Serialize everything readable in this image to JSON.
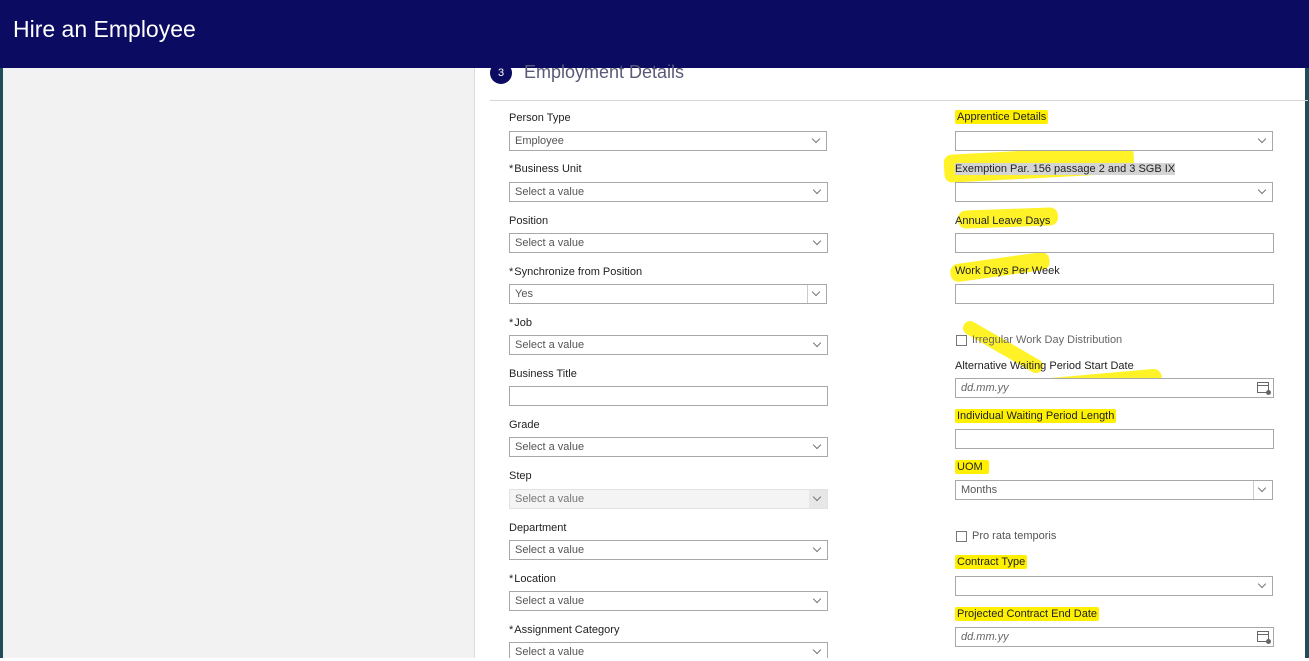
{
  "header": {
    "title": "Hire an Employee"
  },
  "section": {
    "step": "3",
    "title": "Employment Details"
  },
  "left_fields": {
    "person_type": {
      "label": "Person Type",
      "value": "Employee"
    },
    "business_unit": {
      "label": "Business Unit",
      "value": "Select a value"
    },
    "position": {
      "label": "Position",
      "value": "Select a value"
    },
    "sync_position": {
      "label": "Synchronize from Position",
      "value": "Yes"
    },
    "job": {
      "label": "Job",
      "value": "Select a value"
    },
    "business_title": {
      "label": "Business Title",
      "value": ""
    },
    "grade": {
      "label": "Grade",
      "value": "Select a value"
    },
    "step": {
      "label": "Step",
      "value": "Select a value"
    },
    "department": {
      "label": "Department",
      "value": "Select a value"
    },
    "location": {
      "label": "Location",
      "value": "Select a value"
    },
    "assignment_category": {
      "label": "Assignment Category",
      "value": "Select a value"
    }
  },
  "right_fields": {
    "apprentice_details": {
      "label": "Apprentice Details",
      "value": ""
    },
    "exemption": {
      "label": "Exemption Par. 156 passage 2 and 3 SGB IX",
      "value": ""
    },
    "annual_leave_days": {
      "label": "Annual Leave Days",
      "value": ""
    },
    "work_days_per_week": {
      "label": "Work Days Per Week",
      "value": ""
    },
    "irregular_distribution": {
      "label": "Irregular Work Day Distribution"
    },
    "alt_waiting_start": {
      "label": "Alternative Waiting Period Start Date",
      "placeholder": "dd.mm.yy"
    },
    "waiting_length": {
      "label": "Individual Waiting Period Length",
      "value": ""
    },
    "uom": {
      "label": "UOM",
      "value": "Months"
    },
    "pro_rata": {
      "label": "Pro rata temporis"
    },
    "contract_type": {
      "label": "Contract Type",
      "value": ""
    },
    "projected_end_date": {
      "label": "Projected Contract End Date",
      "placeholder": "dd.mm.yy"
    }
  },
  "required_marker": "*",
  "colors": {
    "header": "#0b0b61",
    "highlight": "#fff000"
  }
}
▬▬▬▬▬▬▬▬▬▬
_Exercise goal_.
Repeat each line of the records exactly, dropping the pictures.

_Solution to this problem_.
Serialize everything readable in this image to JSON.
{
  "header": {
    "title": "Hire an Employee"
  },
  "section": {
    "step": "3",
    "title": "Employment Details"
  },
  "left_fields": {
    "person_type": {
      "label": "Person Type",
      "value": "Employee"
    },
    "business_unit": {
      "label": "Business Unit",
      "value": "Select a value"
    },
    "position": {
      "label": "Position",
      "value": "Select a value"
    },
    "sync_position": {
      "label": "Synchronize from Position",
      "value": "Yes"
    },
    "job": {
      "label": "Job",
      "value": "Select a value"
    },
    "business_title": {
      "label": "Business Title",
      "value": ""
    },
    "grade": {
      "label": "Grade",
      "value": "Select a value"
    },
    "step": {
      "label": "Step",
      "value": "Select a value"
    },
    "department": {
      "label": "Department",
      "value": "Select a value"
    },
    "location": {
      "label": "Location",
      "value": "Select a value"
    },
    "assignment_category": {
      "label": "Assignment Category",
      "value": "Select a value"
    }
  },
  "right_fields": {
    "apprentice_details": {
      "label": "Apprentice Details",
      "value": ""
    },
    "exemption": {
      "label": "Exemption Par. 156 passage 2 and 3 SGB IX",
      "value": ""
    },
    "annual_leave_days": {
      "label": "Annual Leave Days",
      "value": ""
    },
    "work_days_per_week": {
      "label": "Work Days Per Week",
      "value": ""
    },
    "irregular_distribution": {
      "label": "Irregular Work Day Distribution"
    },
    "alt_waiting_start": {
      "label": "Alternative Waiting Period Start Date",
      "placeholder": "dd.mm.yy"
    },
    "waiting_length": {
      "label": "Individual Waiting Period Length",
      "value": ""
    },
    "uom": {
      "label": "UOM",
      "value": "Months"
    },
    "pro_rata": {
      "label": "Pro rata temporis"
    },
    "contract_type": {
      "label": "Contract Type",
      "value": ""
    },
    "projected_end_date": {
      "label": "Projected Contract End Date",
      "placeholder": "dd.mm.yy"
    }
  },
  "required_marker": "*",
  "colors": {
    "header": "#0b0b61",
    "highlight": "#fff000"
  }
}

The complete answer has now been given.